App and web page records:
══════════

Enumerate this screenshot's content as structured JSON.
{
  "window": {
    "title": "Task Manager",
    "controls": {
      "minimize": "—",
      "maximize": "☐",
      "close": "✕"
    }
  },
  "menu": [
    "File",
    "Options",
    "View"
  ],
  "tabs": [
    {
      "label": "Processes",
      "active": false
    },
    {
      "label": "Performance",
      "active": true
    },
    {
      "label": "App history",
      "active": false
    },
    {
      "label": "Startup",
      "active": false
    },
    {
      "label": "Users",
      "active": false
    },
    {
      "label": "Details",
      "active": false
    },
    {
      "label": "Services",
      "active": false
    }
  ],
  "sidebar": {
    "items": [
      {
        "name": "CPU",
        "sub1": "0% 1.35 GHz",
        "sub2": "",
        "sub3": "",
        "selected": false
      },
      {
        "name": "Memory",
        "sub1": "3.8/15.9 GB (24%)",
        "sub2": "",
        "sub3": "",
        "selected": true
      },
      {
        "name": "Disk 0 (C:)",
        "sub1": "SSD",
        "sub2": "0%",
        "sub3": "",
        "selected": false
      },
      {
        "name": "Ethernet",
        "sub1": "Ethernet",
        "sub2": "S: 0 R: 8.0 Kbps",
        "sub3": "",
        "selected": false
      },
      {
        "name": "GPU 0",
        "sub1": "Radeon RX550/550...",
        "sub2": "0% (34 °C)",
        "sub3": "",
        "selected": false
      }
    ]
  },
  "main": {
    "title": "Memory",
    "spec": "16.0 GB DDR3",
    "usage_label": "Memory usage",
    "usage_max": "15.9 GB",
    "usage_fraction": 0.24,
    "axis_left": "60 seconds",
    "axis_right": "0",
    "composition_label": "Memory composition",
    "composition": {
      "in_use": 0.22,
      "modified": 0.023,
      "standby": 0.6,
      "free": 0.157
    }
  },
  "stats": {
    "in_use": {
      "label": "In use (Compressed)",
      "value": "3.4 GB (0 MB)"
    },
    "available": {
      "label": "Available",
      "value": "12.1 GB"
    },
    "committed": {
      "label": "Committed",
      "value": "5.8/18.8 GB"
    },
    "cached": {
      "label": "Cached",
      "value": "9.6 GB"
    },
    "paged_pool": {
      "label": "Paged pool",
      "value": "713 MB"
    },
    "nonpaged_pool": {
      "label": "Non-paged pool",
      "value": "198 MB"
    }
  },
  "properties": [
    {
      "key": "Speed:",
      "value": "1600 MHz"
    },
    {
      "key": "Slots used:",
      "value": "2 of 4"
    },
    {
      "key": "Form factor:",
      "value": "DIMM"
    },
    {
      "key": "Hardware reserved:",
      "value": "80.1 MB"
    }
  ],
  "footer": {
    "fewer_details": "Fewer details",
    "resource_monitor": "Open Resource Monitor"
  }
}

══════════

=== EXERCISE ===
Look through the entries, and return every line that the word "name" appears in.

=== ANSWER FOR THIS EXERCISE ===
        "name": "CPU",
        "name": "Memory",
        "name": "Disk 0 (C:)",
        "name": "Ethernet",
        "name": "GPU 0",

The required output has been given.